'Surviving makes you stronger'
Don't misunderstand Whitfield's motives. It's the men -- not combat -- that he loves.
"Every soldier learns to hate war," he said. "We go to war for the good of our country, really for the good of mankind."
Whitfield paused to add one request of his countrymen who oppose the war.
"You may hate the war, but don't hate the warrior."
Being in combat is something he can't explain or do justice to in words.
"It's 100 emotions all at once," he said. "Surviving makes you stronger."
Whitfield was a news junkie in high school and decided on a military career when he was 15.
"Even as a small child I was fascinated with police officers and soldiers," he said. "I chose to enlist because it was important to me."
Whitfield said he knew what might lie ahead if joined the military.
"You'd have to be a fool to enlist in the Army and not think that you could go in harm's way," he said.
Whitfield recalled what he could of the day his patrol got ambushed.
He manned a .50-caliber machine gun in the exposed turret, as he puts it "in the classic Sherman tank pose" seen atop American tanks in World War II.
As he did every mission, Whitfield was wearing about 50 pounds of protective gear.
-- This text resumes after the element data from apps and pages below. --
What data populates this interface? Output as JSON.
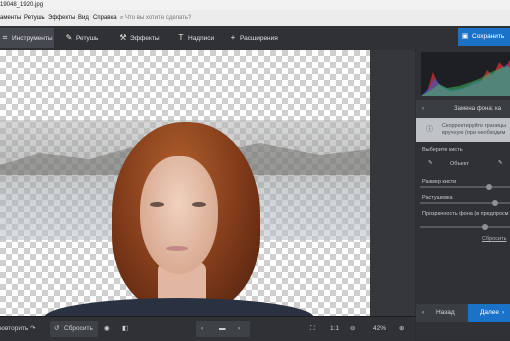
{
  "window": {
    "title": "19048_1920.jpg"
  },
  "menu": {
    "items": [
      "аменты",
      "Ретушь",
      "Эффекты",
      "Вид",
      "Справка"
    ],
    "search_placeholder": "Что вы хотите сделать?"
  },
  "toolbar": {
    "tabs": [
      {
        "label": "Инструменты",
        "icon": "crop-icon"
      },
      {
        "label": "Ретушь",
        "icon": "brush-icon"
      },
      {
        "label": "Эффекты",
        "icon": "magic-wand-icon"
      },
      {
        "label": "Надписи",
        "icon": "text-icon"
      },
      {
        "label": "Расширения",
        "icon": "plus-icon"
      }
    ],
    "save_label": "Сохранить"
  },
  "bottom": {
    "undo_label": "ювторить",
    "reset_label": "Сбросить",
    "ratio_label": "1:1",
    "zoom_label": "42%"
  },
  "panel": {
    "header": "Замена фона: ка",
    "hint": "Скорректируйте границы вручную (при необходим",
    "brush_title": "Выберите кисть",
    "brush_object": "Объект",
    "size_label": "Размер кисти",
    "feather_label": "Растушевка",
    "opacity_label": "Прозрачность фона (в предпросм",
    "reset_link": "Сбросить",
    "back_label": "Назад",
    "next_label": "Далее"
  },
  "colors": {
    "accent": "#1b73c9",
    "panel": "#2f3135"
  }
}
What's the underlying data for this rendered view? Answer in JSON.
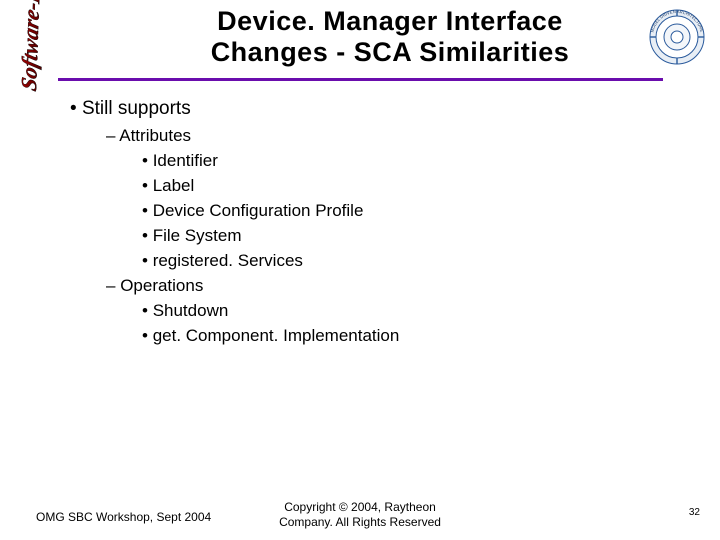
{
  "decorative_text": "Software-Based",
  "logo_label": "Model Driven Architecture",
  "title_line1": "Device. Manager Interface",
  "title_line2": "Changes - SCA Similarities",
  "body": {
    "top": "Still supports",
    "attributes_label": "Attributes",
    "attributes": [
      "Identifier",
      "Label",
      "Device Configuration Profile",
      "File System",
      "registered. Services"
    ],
    "operations_label": "Operations",
    "operations": [
      "Shutdown",
      "get. Component. Implementation"
    ]
  },
  "footer": {
    "left": "OMG SBC Workshop, Sept 2004",
    "center_line1": "Copyright © 2004, Raytheon",
    "center_line2": "Company. All Rights Reserved",
    "page": "32"
  }
}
On the day after Easter, his team was securing an area where an explosive had been found.
Whitfield said the first shots he heard were from small arms and came from his right. He returned fire first with his M-4 rifle.
"I engaged enemy gunmen from my right. My Stryker (vehicle) was blindsided with an RPG (rocket-propelled grenade). It blew up 12 inches in front of me. It blew the M-4 out of my hands. I took shrapnel to my head from the blast. My armor took everything else."
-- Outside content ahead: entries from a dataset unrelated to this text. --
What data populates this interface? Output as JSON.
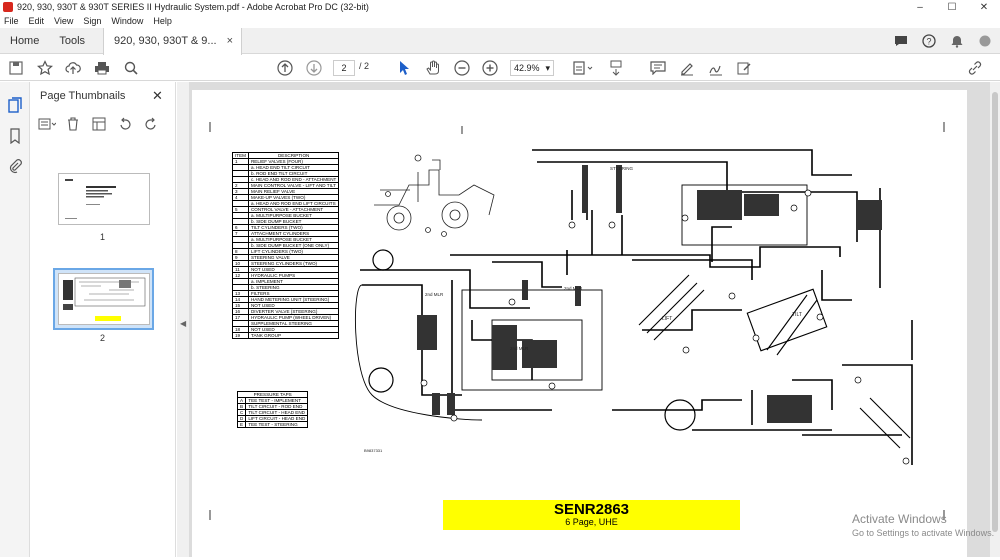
{
  "window": {
    "title": "920, 930, 930T & 930T SERIES II Hydraulic System.pdf - Adobe Acrobat Pro DC (32-bit)",
    "minimize": "–",
    "maximize": "☐",
    "close": "✕"
  },
  "menu": [
    "File",
    "Edit",
    "View",
    "Sign",
    "Window",
    "Help"
  ],
  "tabs": {
    "home": "Home",
    "tools": "Tools",
    "document": "920, 930, 930T & 9...",
    "close": "×"
  },
  "toolbar": {
    "current_page": "2",
    "total_pages": "/ 2",
    "zoom": "42.9%",
    "zoom_caret": "▾"
  },
  "thumbnails": {
    "heading": "Page Thumbnails",
    "close": "✕",
    "pages": [
      {
        "label": "1",
        "selected": false
      },
      {
        "label": "2",
        "selected": true
      }
    ]
  },
  "document": {
    "item_table": {
      "header": [
        "ITEM",
        "DESCRIPTION"
      ],
      "rows": [
        [
          "1",
          "RELIEF VALVES (FOUR)"
        ],
        [
          "",
          "a. HEAD END TILT CIRCUIT"
        ],
        [
          "",
          "b. ROD END TILT CIRCUIT"
        ],
        [
          "",
          "c. HEAD AND ROD END - ATTACHMENT"
        ],
        [
          "2",
          "MAIN CONTROL VALVE - LIFT AND TILT"
        ],
        [
          "3",
          "MAIN RELIEF VALVE"
        ],
        [
          "4",
          "MAKE-UP VALVES (TWO)"
        ],
        [
          "",
          "a. HEAD AND ROD END LIFT CIRCUITS"
        ],
        [
          "5",
          "CONTROL VALVE - ATTACHMENT"
        ],
        [
          "",
          "a. MULTIPURPOSE BUCKET"
        ],
        [
          "",
          "b. SIDE DUMP BUCKET"
        ],
        [
          "6",
          "TILT CYLINDERS (TWO)"
        ],
        [
          "7",
          "ATTACHMENT CYLINDERS"
        ],
        [
          "",
          "a. MULTIPURPOSE BUCKET"
        ],
        [
          "",
          "b. SIDE DUMP BUCKET (ONE ONLY)"
        ],
        [
          "8",
          "LIFT CYLINDERS (TWO)"
        ],
        [
          "9",
          "STEERING VALVE"
        ],
        [
          "10",
          "STEERING CYLINDERS (TWO)"
        ],
        [
          "11",
          "NOT USED"
        ],
        [
          "12",
          "HYDRAULIC PUMPS"
        ],
        [
          "",
          "a. IMPLEMENT"
        ],
        [
          "",
          "b. STEERING"
        ],
        [
          "13",
          "FILTERS"
        ],
        [
          "14",
          "HAND METERING UNIT (STEERING)"
        ],
        [
          "15",
          "NOT USED"
        ],
        [
          "16",
          "DIVERTER VALVE (STEERING)"
        ],
        [
          "17",
          "HYDRAULIC PUMP (WHEEL DRIVEN)"
        ],
        [
          "",
          "SUPPLEMENTAL STEERING"
        ],
        [
          "18",
          "NOT USED"
        ],
        [
          "19",
          "TANK GROUP"
        ]
      ]
    },
    "pressure_taps": {
      "title": "PRESSURE TAPS",
      "rows": [
        [
          "A",
          "TEE TEST - IMPLEMENT"
        ],
        [
          "B",
          "TILT CIRCUIT - ROD END"
        ],
        [
          "C",
          "TILT CIRCUIT - HEAD END"
        ],
        [
          "D",
          "LIFT CIRCUIT - HEAD END"
        ],
        [
          "E",
          "TEE TEST - STEERING"
        ]
      ]
    },
    "diagram_labels": {
      "lift": "LIFT",
      "tilt": "TILT",
      "steering": "STEERING",
      "second_mult_a": "2nd MLR",
      "second_mult_b": "2nd MLR",
      "second_mult_c": "2nd MLR",
      "drawing_no": "B9837331"
    },
    "doc_code": "SENR2863",
    "doc_sub": "6 Page, UHE"
  },
  "watermark": {
    "line1": "Activate Windows",
    "line2": "Go to Settings to activate Windows."
  },
  "colors": {
    "highlight": "#ffff00",
    "selection": "#6aa7e6"
  }
}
Because of the force of the blast, he was suffering from bleeding in the brain and a severe concussion but didn't know it yet. Fellow soldiers later told him that he kept firing his machine gun for 40 to 60 seconds.
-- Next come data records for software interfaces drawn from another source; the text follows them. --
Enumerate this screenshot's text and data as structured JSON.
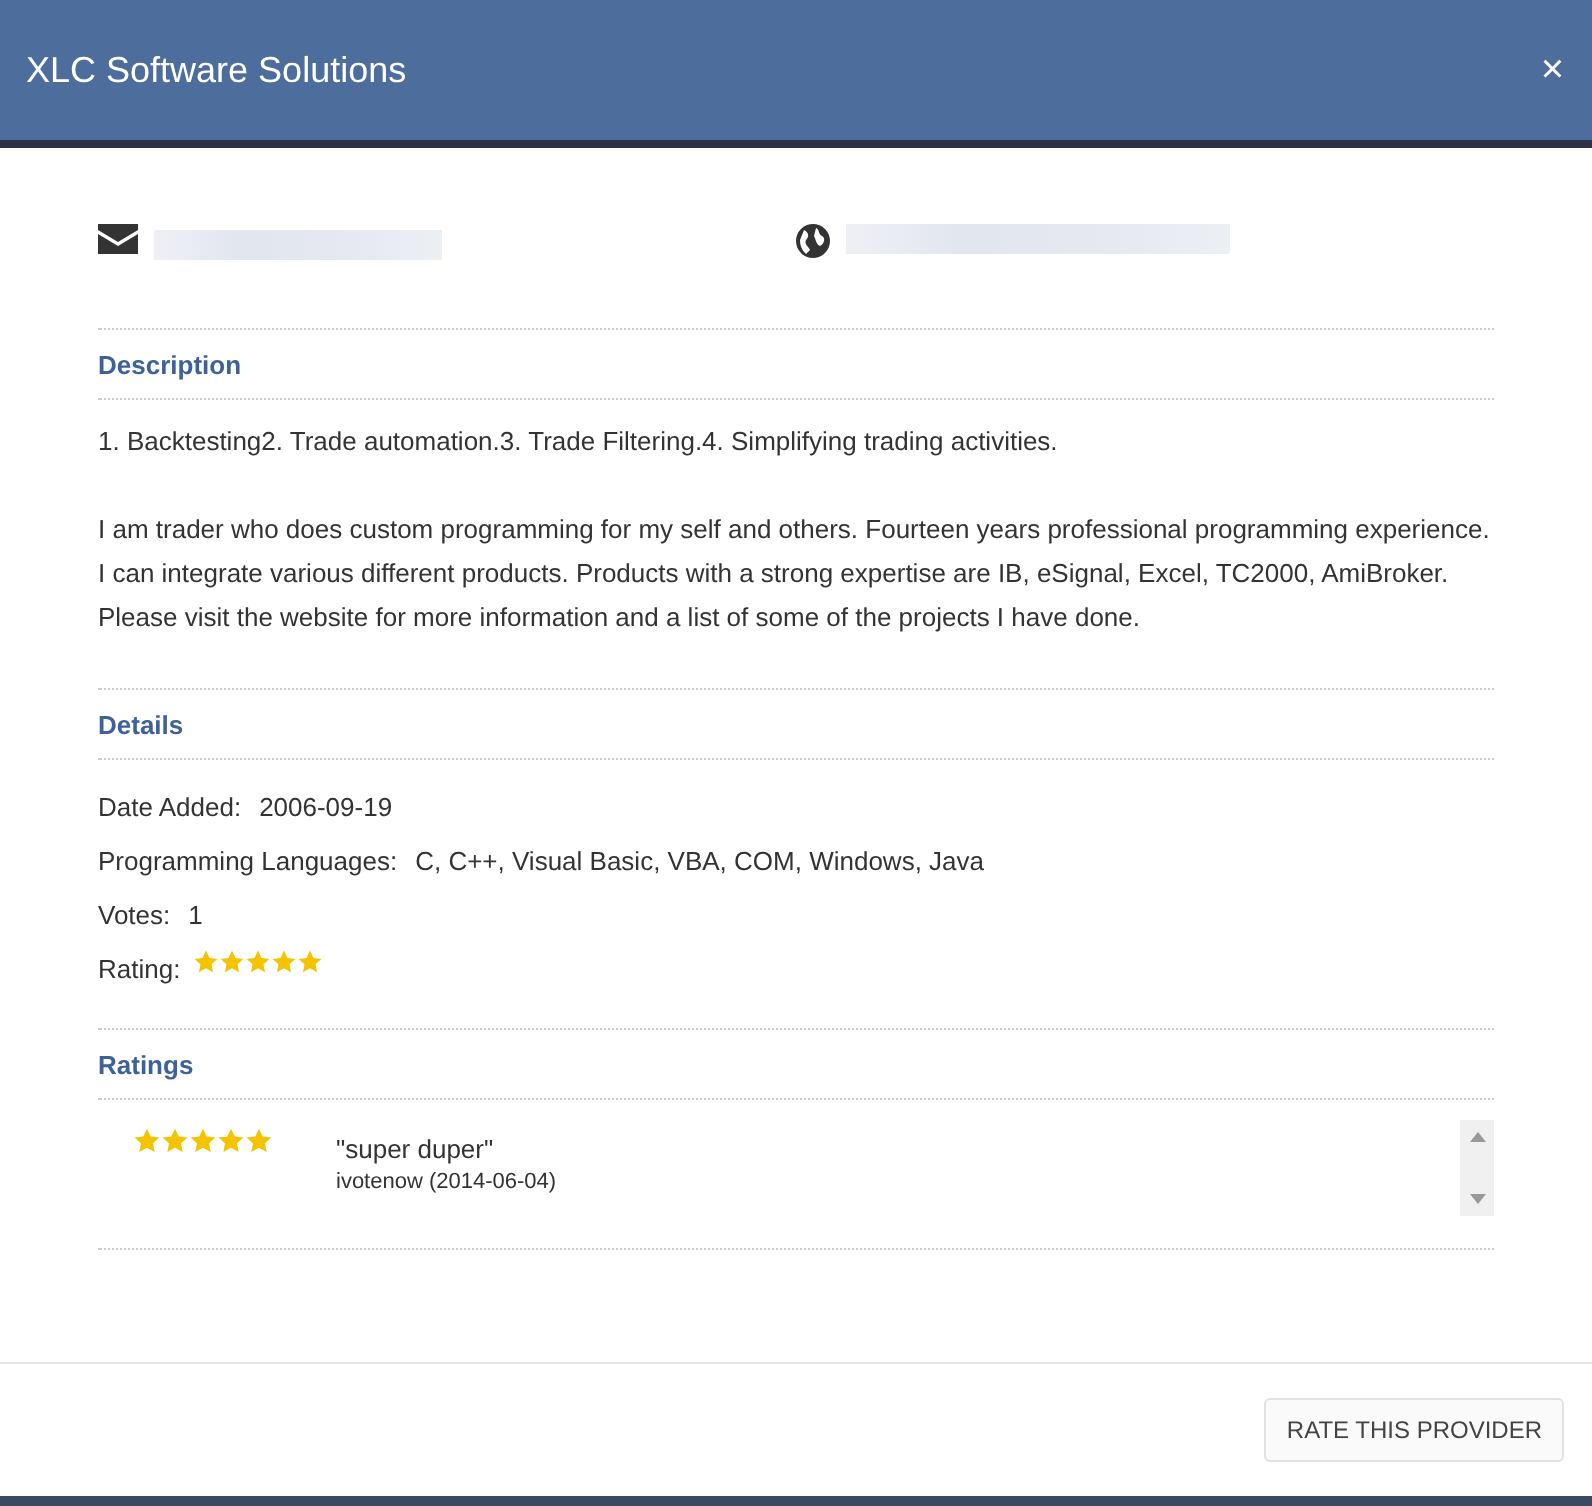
{
  "window": {
    "title": "XLC Software Solutions",
    "close": "×"
  },
  "sections": [
    {
      "kind": "description",
      "title": "Description",
      "paragraphs": [
        "1. Backtesting2. Trade automation.3. Trade Filtering.4. Simplifying trading activities.",
        "I am trader who does custom programming for my self and others. Fourteen years professional programming experience. I can integrate various different products. Products with a strong expertise are IB, eSignal, Excel, TC2000, AmiBroker. Please visit the website for more information and a list of some of the projects I have done."
      ]
    },
    {
      "kind": "details",
      "title": "Details",
      "fields": [
        {
          "label": "Date Added:",
          "value": "2006-09-19"
        },
        {
          "label": "Programming Languages:",
          "value": "C, C++, Visual Basic, VBA, COM, Windows, Java"
        },
        {
          "label": "Votes:",
          "value": "1"
        }
      ],
      "rating": {
        "label": "Rating:",
        "stars": 5
      }
    },
    {
      "kind": "ratings",
      "title": "Ratings",
      "items": [
        {
          "stars": 5,
          "comment": "\"super duper\"",
          "author": "ivotenow (2014-06-04)"
        }
      ]
    }
  ],
  "footer": {
    "button": "RATE THIS PROVIDER"
  }
}
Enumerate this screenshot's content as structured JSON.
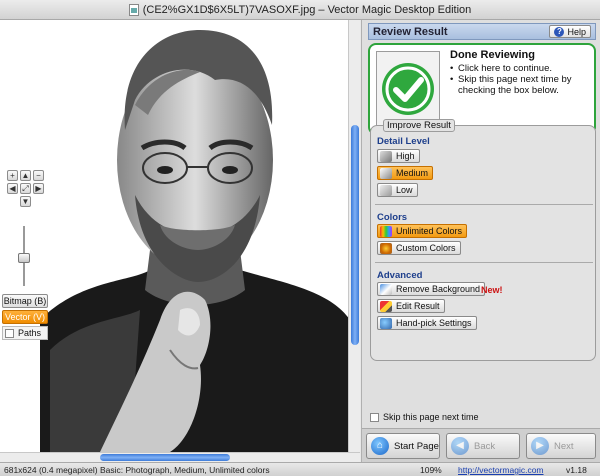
{
  "window": {
    "title": "(CE2%GX1D$6X5LT)7VASOXF.jpg – Vector Magic Desktop Edition"
  },
  "canvas": {
    "nav": {
      "up": "▲",
      "down": "▼",
      "left": "◀",
      "right": "▶",
      "zoom_in": "+",
      "zoom_out": "−",
      "fit": "⤢",
      "actual": "⤡"
    },
    "modes": {
      "bitmap": "Bitmap (B)",
      "vector": "Vector (V)",
      "paths": "Paths"
    }
  },
  "panel": {
    "header": "Review Result",
    "help": "Help",
    "done": {
      "title": "Done Reviewing",
      "bullets": [
        "Click here to continue.",
        "Skip this page next time by checking the box below."
      ]
    },
    "improve": {
      "legend": "Improve Result",
      "detail_level": {
        "label": "Detail Level",
        "options": [
          "High",
          "Medium",
          "Low"
        ],
        "selected": "Medium"
      },
      "colors": {
        "label": "Colors",
        "options": [
          "Unlimited Colors",
          "Custom Colors"
        ],
        "selected": "Unlimited Colors"
      },
      "advanced": {
        "label": "Advanced",
        "remove_bg": "Remove Background",
        "new_tag": "New!",
        "edit": "Edit Result",
        "handpick": "Hand-pick Settings"
      }
    },
    "skip_label": "Skip this page next time",
    "buttons": {
      "start": "Start Page",
      "back": "Back",
      "next": "Next"
    }
  },
  "status": {
    "dimensions": "681x624 (0.4 megapixel)",
    "settings": "Basic: Photograph, Medium, Unlimited colors",
    "zoom": "109%",
    "link": "http://vectormagic.com",
    "version": "v1.18"
  },
  "colors": {
    "accent": "#f39a10",
    "done_border": "#2ea43c",
    "section": "#1e3f8c",
    "scroll": "#3d7bd9",
    "new_tag": "#cc1111"
  },
  "icons": [
    "document-icon",
    "check-icon",
    "help-icon",
    "palette-icon",
    "custom-colors-icon",
    "remove-background-icon",
    "edit-icon",
    "handpick-icon",
    "start-page-icon",
    "back-arrow-icon",
    "next-arrow-icon"
  ]
}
After Whitfield passed out, he was taken to the closest aid station in the Stryker he commanded. He regained consciousness 20 minutes later as he was being pulled out of a CT scanner.
Whitfield has conquered the short term memory loss that first afflicted him, but three days after being wounded he lost all feeling on his left side. That setback was caused by slow swelling in his brain.
A week ago in Palo Alto, Whitfield admitted walking was a challenge. "I just got off a cane. It's like Bambi on his first day."
He said he had some minor pain but it was manageable. This was the second time he had been hit since his tour of Iraq began in August. On a rooftop in December, Whitfield injured his knee and lost some hearing after a grenade exploded nearby.
At home, there are no readily apparent signs of his wounds. Whitfield said he might even surprise his parents and mow the lawn, a chore he was loathe to do as a teenager.
Assessing his own condition, Whitfield said the "most difficult physical challenge is lifting my left leg." And then he lamented what still bothers him most.
"What's worse is being ripped away from my guys."
Whitfield said he is ready for the possibility that he might not be allowed to return to Iraq.
"There will never be another experience like it -- being a part of 1st Platoon, Nemesis Troop, 4th Squadron of the 2nd Stryker Cavalry Regiment. And maybe it's over."
There was a maxim that Whitfield said best expressed his unit's camaraderie.
"Individually we may not have it all, but together we truly have it all. I honestly believe that," Whitfield said.
With all he has been through and the uncertainty ahead, Whitfield appreciates the support of loved ones. "With my home, my family and friends, I couldn't have fallen on a softer cushion." He said he believed his mother even supported his efforts to return to Iraq.
His mother, Tami Whitfield, was true to her son's words. "I do want whatever makes my son happy. I've met some of his (Army) friends. I understand (why he wants to go back)," she said. "I can't worry about him. I'd go crazy. I have to have faith he'll be OK."
Whitfield said he also is ready to let faith take over. "I truly have had the privilege of serving with the best my country has to offer. I'm trying to let go and let God. It's not easy to let Him have the leash."
Bee staff writer Roger Hoskins can be reached at firstname.lastname@example.org or 578-2311.